The economic expansion is set to be more subdued in the second half of 2023 due to the fading impetus of the tourism sector, weaker economic activity in main trading partners, the impact of tighter financing conditions on aggregate demand, and softer labour market dynamics. Households’ purchasing power, which is expected to benefit from the maintained easing of price pressures coupled with rising nominal wages, partially mitigates headwinds on private consumption. In addition, the lower leverage of the private sector achieved in recent years and the resilience of the banking sector is set to contribute to the mitigation of financial risks, while the implementation of the RRP is expected to continue supporting investment growth over the forecast horizon.
Overall, GDP growth is expected to reach 2.2% in 2023. This represents an upward revision, by 0.3 pps., compared to the Spring Forecast, reflecting a higherthan-projected carry-over from 2022 and the robust outturn in the first half of 2023. In 2024, real GDP growth is forecast to moderate to 1.9%, 0.1 pps. less than projected in the spring, as the softening of economic activity expected towards the end of the year is set to extend at least into the first half of 2024.
Annual HICP inflation is forecast to moderate to 3.6% in 2023, on the back of the continued deceleration of energy inflation since the third quarter of 2022. A further slowdown to 2.9% is projected for next year despite the upward pressure from the expected phasing out of government measures implemented to mitigate the impact of high energy prices.
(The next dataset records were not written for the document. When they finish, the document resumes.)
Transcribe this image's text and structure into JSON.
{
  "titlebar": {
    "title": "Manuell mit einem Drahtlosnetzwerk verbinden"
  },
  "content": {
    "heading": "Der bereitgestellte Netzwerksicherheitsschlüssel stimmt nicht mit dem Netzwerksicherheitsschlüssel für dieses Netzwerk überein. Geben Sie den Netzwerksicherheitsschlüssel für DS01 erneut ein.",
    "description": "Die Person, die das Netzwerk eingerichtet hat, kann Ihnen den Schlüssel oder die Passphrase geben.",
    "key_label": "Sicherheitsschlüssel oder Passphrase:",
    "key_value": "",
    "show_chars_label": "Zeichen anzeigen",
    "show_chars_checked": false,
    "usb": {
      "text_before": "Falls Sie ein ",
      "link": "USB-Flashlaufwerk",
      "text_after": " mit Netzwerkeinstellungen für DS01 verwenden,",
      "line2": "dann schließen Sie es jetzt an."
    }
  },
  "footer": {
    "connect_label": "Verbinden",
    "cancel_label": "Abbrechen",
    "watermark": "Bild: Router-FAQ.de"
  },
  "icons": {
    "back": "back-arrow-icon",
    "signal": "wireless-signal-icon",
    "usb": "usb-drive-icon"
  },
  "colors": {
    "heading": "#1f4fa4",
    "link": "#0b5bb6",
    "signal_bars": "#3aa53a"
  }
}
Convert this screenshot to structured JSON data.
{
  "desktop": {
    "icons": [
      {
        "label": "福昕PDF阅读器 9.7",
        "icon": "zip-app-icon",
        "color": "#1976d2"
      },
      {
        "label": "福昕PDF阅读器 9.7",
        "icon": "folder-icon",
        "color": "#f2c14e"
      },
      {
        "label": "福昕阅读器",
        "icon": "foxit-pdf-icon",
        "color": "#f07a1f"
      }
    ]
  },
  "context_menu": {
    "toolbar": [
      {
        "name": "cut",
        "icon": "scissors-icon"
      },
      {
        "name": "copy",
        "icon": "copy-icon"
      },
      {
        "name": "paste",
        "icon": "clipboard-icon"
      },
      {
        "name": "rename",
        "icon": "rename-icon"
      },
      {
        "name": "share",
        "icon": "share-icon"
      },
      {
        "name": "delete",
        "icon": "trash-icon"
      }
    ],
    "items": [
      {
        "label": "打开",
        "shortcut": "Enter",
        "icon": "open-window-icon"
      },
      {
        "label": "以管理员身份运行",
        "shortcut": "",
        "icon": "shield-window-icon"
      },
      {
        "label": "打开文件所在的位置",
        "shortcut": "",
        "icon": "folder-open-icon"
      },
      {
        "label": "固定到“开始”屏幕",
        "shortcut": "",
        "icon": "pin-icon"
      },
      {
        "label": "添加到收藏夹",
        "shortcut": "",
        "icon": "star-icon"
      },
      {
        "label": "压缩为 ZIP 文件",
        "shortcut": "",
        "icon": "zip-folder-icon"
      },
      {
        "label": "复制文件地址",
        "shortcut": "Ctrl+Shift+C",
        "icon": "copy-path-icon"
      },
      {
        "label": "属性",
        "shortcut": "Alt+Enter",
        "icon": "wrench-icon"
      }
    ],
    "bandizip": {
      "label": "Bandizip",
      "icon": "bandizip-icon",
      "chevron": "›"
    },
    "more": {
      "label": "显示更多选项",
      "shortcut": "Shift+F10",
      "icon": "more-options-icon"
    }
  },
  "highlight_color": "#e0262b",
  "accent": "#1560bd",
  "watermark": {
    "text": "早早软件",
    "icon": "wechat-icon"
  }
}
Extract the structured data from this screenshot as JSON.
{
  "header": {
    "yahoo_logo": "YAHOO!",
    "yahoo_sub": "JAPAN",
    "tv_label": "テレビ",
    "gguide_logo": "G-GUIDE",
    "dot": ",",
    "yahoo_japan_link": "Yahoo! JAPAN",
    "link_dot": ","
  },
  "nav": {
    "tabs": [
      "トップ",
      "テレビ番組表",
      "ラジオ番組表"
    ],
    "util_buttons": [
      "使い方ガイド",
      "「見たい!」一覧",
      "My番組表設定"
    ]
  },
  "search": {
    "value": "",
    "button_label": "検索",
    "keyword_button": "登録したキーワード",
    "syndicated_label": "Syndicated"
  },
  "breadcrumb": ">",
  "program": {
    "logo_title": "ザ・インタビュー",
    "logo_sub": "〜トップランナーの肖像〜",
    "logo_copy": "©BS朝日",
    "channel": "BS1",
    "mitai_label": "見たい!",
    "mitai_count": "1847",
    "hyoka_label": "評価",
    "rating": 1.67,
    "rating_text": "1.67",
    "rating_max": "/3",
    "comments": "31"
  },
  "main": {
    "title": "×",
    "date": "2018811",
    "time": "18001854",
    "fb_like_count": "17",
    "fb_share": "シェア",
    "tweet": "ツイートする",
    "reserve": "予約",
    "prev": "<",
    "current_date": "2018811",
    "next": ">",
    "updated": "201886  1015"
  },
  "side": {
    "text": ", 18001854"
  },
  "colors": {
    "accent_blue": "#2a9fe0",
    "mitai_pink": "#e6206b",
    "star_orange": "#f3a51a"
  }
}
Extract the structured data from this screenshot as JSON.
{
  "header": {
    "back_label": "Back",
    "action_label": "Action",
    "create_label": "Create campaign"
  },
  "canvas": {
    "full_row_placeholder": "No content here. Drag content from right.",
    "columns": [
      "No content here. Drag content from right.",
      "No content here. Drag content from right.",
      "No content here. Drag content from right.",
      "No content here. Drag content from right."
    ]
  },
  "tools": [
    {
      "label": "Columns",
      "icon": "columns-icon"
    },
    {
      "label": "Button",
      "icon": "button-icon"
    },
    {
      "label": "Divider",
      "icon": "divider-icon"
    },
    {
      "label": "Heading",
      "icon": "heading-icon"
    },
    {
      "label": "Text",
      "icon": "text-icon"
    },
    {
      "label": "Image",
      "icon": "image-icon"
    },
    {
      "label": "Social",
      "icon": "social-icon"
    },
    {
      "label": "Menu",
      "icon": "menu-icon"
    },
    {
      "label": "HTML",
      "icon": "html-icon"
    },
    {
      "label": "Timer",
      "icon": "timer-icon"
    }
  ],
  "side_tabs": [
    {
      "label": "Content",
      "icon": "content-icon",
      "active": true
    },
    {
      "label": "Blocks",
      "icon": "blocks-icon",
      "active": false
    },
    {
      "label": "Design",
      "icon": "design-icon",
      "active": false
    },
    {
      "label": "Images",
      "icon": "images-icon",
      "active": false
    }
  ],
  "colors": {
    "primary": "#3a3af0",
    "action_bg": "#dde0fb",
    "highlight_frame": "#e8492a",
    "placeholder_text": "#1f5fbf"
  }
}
HICP inflation excluding energy and unprocessed food is set to decline more gradually as the pass-through of high energy prices to other items, especially food and services, lingered throughout the first half of 2023. Second-round effects on wages have been limited so far, despite the moderate pick-up in both nominal and real terms observed in the first half of this year.